The Needle in Dusk Clouds

The Space Needle, in Seattle, is not only an excellent platform for photography, but it also makes an excellent subject. (Unfortunately, I am not an excellent photographer.)

I don't know why I like this particular picture of it so much. I have the nagging feeling that it could have been a much better snapshot, somehow. But it's cool, so it seems worthwhile to share it.

Thursday, April 3, 2008


"We should all be familiar with the depressing fallout by now. Forty percent of the 2.2 million people in prison or jail are black, 20 percent are Latino. At the current rate, one in three black men will spend time behind bars before they die.

Those are stunning facts, but equally gripping are the ones that make clear how the prison-industrial complex has ballooned with black bodies as a result of Washington's quixotic war on drugs. Since its opening salvos in the early 1980s, the national prison population has grown at a faster rate than ever, according to Justice Department stats—by nearly 700 percent. Take that in for a second, it's a doozy. Now consider this one as well: In 1980, just 25 percent of federal prisoners were locked up for drug charges; today, the number is larger by half than the entire prison population of 1980.

Over the last two decades, conservative thinkers have peddled pseudoscience and played upon white fantasies about urban America to rig the system and produce precisely these results."
"5 Things You Should Know About Crack" Kai Wright | TheRoot.com
I've quoted a pretty big chunk of text here, mainly so that I didn't do too much damage to the context.

There's an idea that I want to call attention to here. Many black Americans are upset about the current prison system, convinced that Federal drug policy is deliberately aimed at locking up as many minorities as can be caught and charged. It's a mantra that's repeated again and again, to the point that it's taken as truth, pretty much without question. And it's the kind of thing that, if true, thinking people should be mad about.

But, as it turns out, there are some things left unsaid to help fuel anger at the system. Consider - according to Wright's analysis, the prison population is seven times what it had been in 1980. I'm going to monkey with his numbers a bit, to make the math easier, but if I do the math properly, the overall point should stand. Let's say that the numbers are a bit inflated, and that there are actually exactly 2.1 million people in prison now. If that number is 700% of what the numbers were in 1980, then there were 300,000 people in the federal pen back in 1980. 25% of that 300,000, the number of people that Wright says were locked up on drug charges in 1980, would be 75,000 people. If the number of people currently in prison on drug charges is 150% of the total 1980 prison population, then there are now 450,000 people in the slammer for drugs. But that's only 21.4% of the 2,100,000 that are currently incarcerated. So the number of people in prison on drug charges, while pretty high, has actually declined as a percentage of the total Federal prison population.
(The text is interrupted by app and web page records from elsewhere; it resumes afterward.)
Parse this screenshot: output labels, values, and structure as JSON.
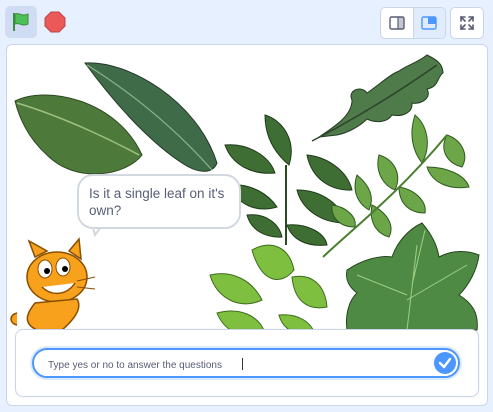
{
  "toolbar": {
    "green_flag_icon": "green-flag-icon",
    "stop_icon": "stop-sign-icon",
    "small_stage_icon": "small-stage-icon",
    "normal_stage_icon": "normal-stage-icon",
    "fullscreen_icon": "fullscreen-icon",
    "active_mode": "normal"
  },
  "stage": {
    "speech_text": "Is it a single leaf on it's own?"
  },
  "ask": {
    "placeholder": "Type yes or no to answer the questions",
    "value": ""
  },
  "colors": {
    "accent": "#4c97ff",
    "background": "#e6f0ff",
    "flag_green": "#4cbf56",
    "stop_red": "#ec5959"
  }
}
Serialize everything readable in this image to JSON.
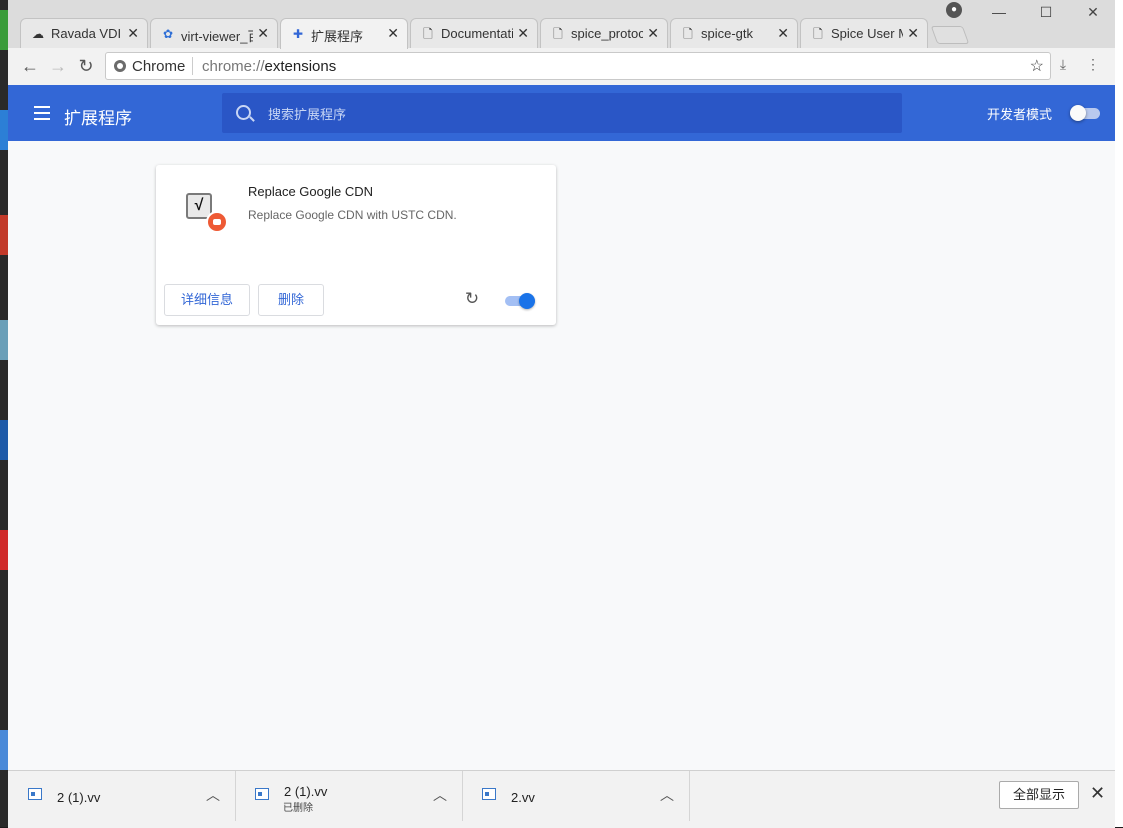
{
  "tabs": [
    {
      "label": "Ravada VDI",
      "icon": "cloud-icon"
    },
    {
      "label": "virt-viewer_百度",
      "icon": "baidu-paw-icon"
    },
    {
      "label": "扩展程序",
      "icon": "puzzle-icon",
      "active": true
    },
    {
      "label": "Documentation",
      "icon": "page-icon"
    },
    {
      "label": "spice_protocol",
      "icon": "page-icon"
    },
    {
      "label": "spice-gtk",
      "icon": "page-icon"
    },
    {
      "label": "Spice User Manual",
      "icon": "page-icon"
    }
  ],
  "toolbar": {
    "scheme_label": "Chrome",
    "url_prefix": "chrome://",
    "url_host": "extensions"
  },
  "header": {
    "title": "扩展程序",
    "search_placeholder": "搜索扩展程序",
    "dev_mode_label": "开发者模式",
    "dev_mode_on": false
  },
  "extension": {
    "name": "Replace Google CDN",
    "description": "Replace Google CDN with USTC CDN.",
    "details_label": "详细信息",
    "remove_label": "删除",
    "enabled": true
  },
  "downloads": {
    "items": [
      {
        "name": "2 (1).vv",
        "status": ""
      },
      {
        "name": "2 (1).vv",
        "status": "已删除"
      },
      {
        "name": "2.vv",
        "status": ""
      }
    ],
    "show_all_label": "全部显示"
  },
  "colors": {
    "header_blue": "#3367d6",
    "search_bg": "#2a56c6",
    "toggle_on": "#1a73e8"
  }
}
But that's not anything worth being angry about, so the numbers are presented in such a way that they do a little cloaking of the truth. And not very well, I might add. After all, I'm not what you would consider to be a wizard at math, and I figured it out.

In a way, it represents progress. Now, it seems, everyone is educated enough to understand how to meddle with statistics.